> Task statement
Look through the material that follows and show every line with the string "JSON".

━━━━━━━━━━━━━━━━

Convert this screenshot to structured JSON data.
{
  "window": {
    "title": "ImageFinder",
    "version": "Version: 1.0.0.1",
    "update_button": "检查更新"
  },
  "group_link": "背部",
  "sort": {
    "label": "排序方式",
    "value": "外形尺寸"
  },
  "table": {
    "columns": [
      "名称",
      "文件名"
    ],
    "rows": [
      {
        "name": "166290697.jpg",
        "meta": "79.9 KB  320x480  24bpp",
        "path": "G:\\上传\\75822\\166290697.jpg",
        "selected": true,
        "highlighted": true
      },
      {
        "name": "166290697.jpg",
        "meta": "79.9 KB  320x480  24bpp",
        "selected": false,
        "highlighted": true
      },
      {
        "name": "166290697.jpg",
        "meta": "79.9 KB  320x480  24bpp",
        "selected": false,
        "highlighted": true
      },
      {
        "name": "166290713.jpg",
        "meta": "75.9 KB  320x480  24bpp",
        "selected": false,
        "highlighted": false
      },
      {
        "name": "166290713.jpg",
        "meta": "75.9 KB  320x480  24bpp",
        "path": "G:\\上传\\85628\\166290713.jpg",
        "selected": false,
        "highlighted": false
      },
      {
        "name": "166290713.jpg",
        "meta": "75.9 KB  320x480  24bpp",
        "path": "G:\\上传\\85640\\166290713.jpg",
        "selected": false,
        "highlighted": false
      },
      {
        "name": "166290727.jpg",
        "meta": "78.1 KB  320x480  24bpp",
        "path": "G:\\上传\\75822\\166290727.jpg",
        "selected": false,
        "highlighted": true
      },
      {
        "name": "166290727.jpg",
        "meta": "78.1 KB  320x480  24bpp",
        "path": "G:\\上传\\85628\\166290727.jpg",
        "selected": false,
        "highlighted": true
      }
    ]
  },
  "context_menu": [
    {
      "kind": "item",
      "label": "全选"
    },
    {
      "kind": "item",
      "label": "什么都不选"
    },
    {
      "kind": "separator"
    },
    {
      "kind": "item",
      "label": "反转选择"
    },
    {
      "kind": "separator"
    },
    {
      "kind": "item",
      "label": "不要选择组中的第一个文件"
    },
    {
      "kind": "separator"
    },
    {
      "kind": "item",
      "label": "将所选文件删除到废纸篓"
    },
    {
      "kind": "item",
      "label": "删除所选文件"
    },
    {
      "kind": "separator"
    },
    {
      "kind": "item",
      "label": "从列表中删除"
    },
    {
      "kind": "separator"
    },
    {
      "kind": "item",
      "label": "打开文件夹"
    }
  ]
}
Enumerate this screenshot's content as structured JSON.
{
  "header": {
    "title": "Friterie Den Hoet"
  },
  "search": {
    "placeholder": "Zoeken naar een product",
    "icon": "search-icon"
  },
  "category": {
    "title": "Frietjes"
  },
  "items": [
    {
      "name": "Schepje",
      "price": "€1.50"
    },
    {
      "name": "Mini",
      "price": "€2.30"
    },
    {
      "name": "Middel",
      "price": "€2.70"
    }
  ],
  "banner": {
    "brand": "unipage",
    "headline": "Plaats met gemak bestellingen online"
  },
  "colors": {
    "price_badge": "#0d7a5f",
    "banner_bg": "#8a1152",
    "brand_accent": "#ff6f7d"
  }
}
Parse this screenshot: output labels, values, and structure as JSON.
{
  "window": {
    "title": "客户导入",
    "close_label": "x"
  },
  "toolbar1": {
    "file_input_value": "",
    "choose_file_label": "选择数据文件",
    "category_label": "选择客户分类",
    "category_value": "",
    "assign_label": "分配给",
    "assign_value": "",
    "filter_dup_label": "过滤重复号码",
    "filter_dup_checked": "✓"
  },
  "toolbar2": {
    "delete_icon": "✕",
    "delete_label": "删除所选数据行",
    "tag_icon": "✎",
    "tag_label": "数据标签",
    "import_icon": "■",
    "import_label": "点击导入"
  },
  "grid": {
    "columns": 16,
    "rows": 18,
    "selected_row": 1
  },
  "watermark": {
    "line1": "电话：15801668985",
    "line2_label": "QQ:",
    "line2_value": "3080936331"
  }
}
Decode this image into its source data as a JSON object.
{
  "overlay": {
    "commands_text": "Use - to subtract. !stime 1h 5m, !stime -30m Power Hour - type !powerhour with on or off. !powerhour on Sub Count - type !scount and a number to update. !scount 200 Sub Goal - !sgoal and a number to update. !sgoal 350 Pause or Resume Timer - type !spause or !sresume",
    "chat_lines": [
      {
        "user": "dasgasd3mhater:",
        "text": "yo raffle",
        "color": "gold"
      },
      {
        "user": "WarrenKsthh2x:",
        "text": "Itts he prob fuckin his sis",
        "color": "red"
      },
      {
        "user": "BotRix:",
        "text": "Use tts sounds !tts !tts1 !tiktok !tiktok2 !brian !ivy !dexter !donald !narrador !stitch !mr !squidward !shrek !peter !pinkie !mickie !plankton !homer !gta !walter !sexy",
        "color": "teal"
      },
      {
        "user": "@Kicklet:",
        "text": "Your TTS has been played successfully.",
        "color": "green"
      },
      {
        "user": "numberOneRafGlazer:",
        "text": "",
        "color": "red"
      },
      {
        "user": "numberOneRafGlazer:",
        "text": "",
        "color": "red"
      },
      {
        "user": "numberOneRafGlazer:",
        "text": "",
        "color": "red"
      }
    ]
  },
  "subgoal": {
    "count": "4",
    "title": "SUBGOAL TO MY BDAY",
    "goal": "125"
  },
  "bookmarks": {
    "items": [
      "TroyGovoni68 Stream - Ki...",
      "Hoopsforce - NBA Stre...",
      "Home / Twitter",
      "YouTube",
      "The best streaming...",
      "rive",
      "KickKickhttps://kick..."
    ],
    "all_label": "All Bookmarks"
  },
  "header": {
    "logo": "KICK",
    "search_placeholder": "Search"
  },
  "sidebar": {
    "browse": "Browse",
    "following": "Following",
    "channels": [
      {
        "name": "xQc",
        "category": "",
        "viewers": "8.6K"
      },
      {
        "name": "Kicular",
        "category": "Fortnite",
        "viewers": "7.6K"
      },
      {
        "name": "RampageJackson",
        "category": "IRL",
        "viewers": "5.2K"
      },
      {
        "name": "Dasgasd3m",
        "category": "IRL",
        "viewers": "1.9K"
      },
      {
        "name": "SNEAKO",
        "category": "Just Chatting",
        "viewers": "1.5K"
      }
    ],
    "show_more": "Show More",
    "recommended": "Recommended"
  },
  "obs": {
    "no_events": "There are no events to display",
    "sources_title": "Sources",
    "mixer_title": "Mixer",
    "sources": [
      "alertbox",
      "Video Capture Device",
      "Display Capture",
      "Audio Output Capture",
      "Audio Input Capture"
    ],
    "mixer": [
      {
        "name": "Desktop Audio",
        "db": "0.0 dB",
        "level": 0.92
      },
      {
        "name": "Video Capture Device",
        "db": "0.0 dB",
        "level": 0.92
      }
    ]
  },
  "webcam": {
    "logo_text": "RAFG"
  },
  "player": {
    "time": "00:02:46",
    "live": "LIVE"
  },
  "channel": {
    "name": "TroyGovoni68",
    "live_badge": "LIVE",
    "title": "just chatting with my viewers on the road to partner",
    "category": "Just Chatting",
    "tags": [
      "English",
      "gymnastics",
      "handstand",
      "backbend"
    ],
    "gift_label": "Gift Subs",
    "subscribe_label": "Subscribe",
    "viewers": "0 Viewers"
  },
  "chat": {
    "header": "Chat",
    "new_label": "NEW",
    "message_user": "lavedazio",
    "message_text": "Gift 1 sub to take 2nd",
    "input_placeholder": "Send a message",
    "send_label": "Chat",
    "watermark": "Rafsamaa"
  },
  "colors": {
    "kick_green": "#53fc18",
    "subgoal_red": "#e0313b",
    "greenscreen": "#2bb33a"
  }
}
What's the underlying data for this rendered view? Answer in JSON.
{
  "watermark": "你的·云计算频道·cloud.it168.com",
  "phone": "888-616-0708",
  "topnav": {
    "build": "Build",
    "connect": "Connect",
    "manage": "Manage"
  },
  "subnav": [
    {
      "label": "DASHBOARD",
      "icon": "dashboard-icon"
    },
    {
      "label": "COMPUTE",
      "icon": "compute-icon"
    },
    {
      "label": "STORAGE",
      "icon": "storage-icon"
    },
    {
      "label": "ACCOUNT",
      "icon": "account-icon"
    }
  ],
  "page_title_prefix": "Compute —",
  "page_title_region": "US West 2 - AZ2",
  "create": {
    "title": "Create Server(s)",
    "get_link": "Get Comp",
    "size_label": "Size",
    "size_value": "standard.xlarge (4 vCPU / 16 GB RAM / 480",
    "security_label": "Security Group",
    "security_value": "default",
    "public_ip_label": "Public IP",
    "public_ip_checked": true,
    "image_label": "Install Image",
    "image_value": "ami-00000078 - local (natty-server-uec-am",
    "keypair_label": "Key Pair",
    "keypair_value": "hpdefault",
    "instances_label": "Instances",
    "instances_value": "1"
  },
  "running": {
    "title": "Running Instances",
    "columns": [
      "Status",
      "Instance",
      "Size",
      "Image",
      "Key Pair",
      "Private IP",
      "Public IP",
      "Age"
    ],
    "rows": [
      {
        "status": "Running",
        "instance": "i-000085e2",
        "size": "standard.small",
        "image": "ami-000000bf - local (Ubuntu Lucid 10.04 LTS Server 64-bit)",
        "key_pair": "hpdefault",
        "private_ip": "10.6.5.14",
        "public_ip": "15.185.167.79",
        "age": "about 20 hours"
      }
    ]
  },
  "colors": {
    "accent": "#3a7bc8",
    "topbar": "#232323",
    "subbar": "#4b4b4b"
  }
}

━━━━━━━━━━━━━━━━

> Response to this task
Convert this screenshot to structured JSON data.
Enumerate this screenshot's content as structured JSON.
Parse this screenshot: output labels, values, and structure as JSON.
Decode this image into its source data as a JSON object.
What's the underlying data for this rendered view? Answer in JSON.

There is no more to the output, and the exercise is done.